Voting in Israel: Not as bad as Florida

First-time voter embraces quaint system "that probably hasn’t changed since the founding of the State."

Voters places ballot in box 370 (photo credit: REUTERS)
Voters places ballot in box 370
(photo credit: REUTERS)
I don’t know what American political reporters write about for two years covering just two parties. They must be bored stiff.
In Israel, my first election season was a whirlwind of colors, parties, random assignments of letters, political infighting and rumors flying in every direction, angry rabbis promising blessings to those who voted the correct way, last-minute press conferences breaking propaganda rules, coalition possibilities going up in smoke, and Meretz activists making rounds of the bars and giving out shots of terrible green-tinted Arak.
All of those elements came to a culmination on Tuesday, when I made my way to my neighborhood elementary school, filled with brightly lit aquariums and student drawings taped to the walls, and stood behind a piece of turquoise cardboard.
“It’s my first time voting in Israel!” I gushed to the three election monitors, whose eyes were glazed over with spreadsheets and long lists of names of voters.
On my way into the school I didn’t stop to talk to any of the cheerful activists outside: I had labored for hours over my decision, poring over party platforms and debating for days with friends, and I didn’t want anyone to change my mind at the last minute.
Jerusalem had a feeling of a city on holiday, and I practically skipped toward my designated voting location.
“It’s weird, I don’t recognize anyone on the street,” Marik Shtern, an activist with Yerushalmim, said as he sat at a bustling local café, as dozens of people took advantage of the sunshine and the day off of work. “All the really old people are out, the ones you don’t see normally because they stay home. And you see lots of people coming back to Jerusalem to vote [who used to live here but haven’t yet changed their residence], and they’re all secular. It feels like the way Jerusalem used to be,” he said.
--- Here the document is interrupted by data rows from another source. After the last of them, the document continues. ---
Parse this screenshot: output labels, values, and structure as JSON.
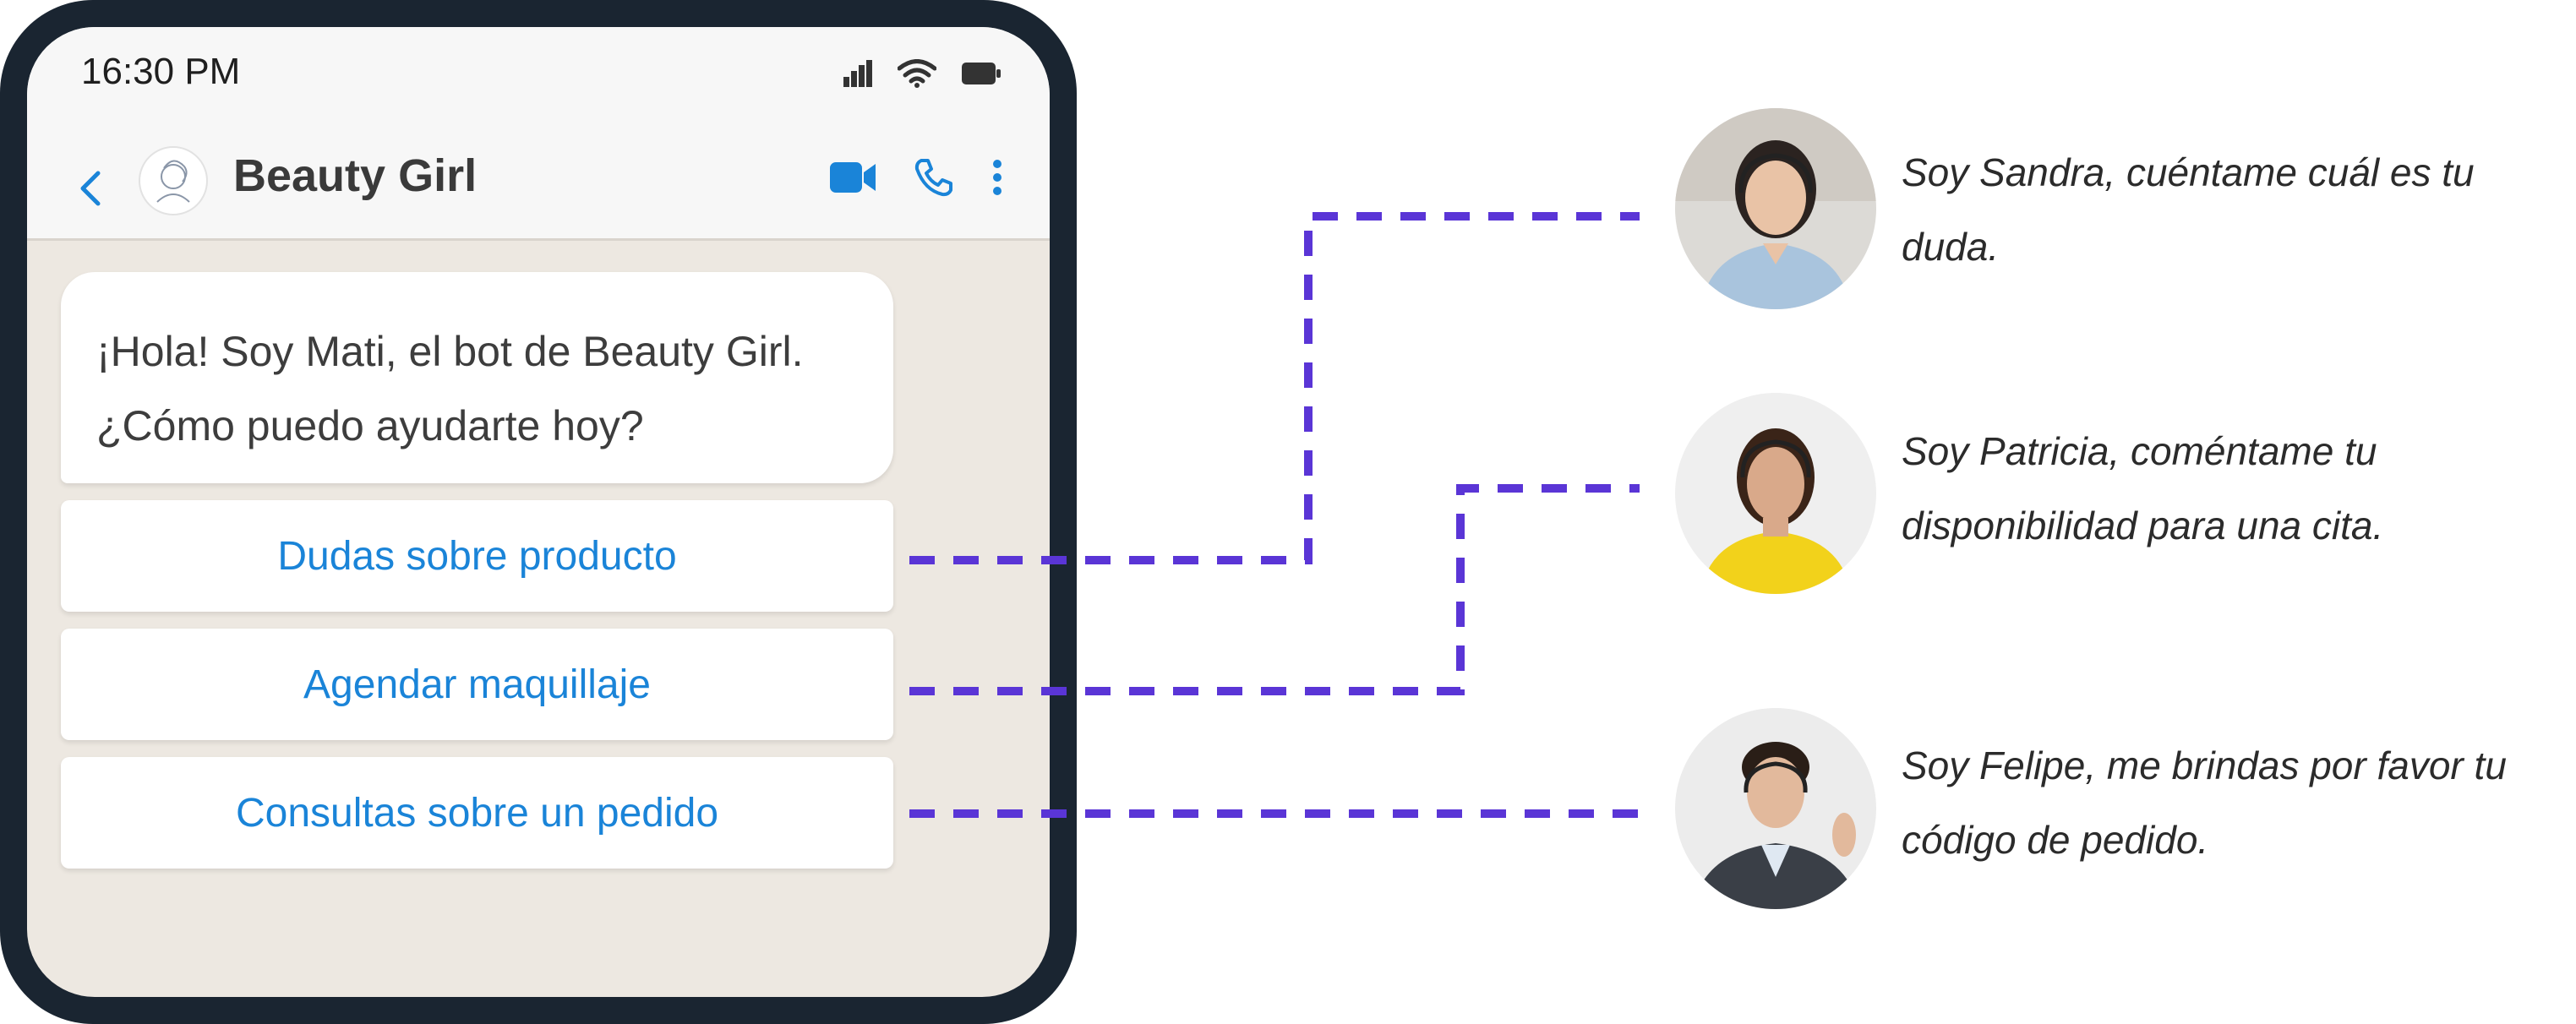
{
  "status_bar": {
    "time": "16:30 PM"
  },
  "chat_header": {
    "title": "Beauty Girl"
  },
  "bot_message": "¡Hola! Soy Mati, el bot de Beauty Girl. ¿Cómo puedo ayudarte hoy?",
  "quick_replies": [
    {
      "label": "Dudas sobre producto"
    },
    {
      "label": "Agendar maquillaje"
    },
    {
      "label": "Consultas sobre un pedido"
    }
  ],
  "agents": [
    {
      "message": "Soy Sandra, cuéntame cuál es tu duda."
    },
    {
      "message": "Soy Patricia, coméntame tu disponibilidad para una cita."
    },
    {
      "message": "Soy Felipe, me brindas por favor tu código de pedido."
    }
  ],
  "colors": {
    "phone_frame": "#1a2531",
    "chat_background": "#ede8e1",
    "accent_blue": "#1a84d8",
    "connector_purple": "#5a35d6"
  },
  "icons": [
    "signal-icon",
    "wifi-icon",
    "battery-icon",
    "back-arrow-icon",
    "video-call-icon",
    "phone-call-icon",
    "more-options-icon"
  ]
}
So after three months of campaigns and as the city basked in a holiday atmosphere, here was the moment of truth: just me and a table full of strange letters, separated from the three election monitors by the turquoise piece of cardboard.
I had laughed at the whole process of choosing letters for parties as needlessly confusing, especially after receiving urgent text messages Tuesday morning from the Yesh Atid Party, claiming that someone had switched Yesh Atid’s “peh-heh” slips with the “heh-peh” slips of a little-known party called Haim B’Kavod.
Many people I know disparaged Israel’s low-tech voting system – stuffing a note in a sealed envelope, then pushing it through a slot in a cardboard box. But as a recent immigrant, there’s something comforting knowing that I’m taking part in a ritual that probably hasn’t changed since the founding of the state. I missed out on being a pioneer, but at least I can still vote like one. Or, as my brother so helpfully pointed out after seeing a photo, it looks like I’m voting for the high school student council.
With that, I double and triple checked my voting slip, then put it in the envelope.
“Want me to take your picture?” asked one of the monitors, as I posed in front of the voting box.
“Absolutely!” I answered, another step toward my aliya journey complete.
My smile reached ear to ear as I left the elementary school after voting. There’s something about participating in democracy that really puts a spring in your step.
And no matter how old-fashioned our voting system is, we can take comfort in one thing: No way is it as bad as Florida.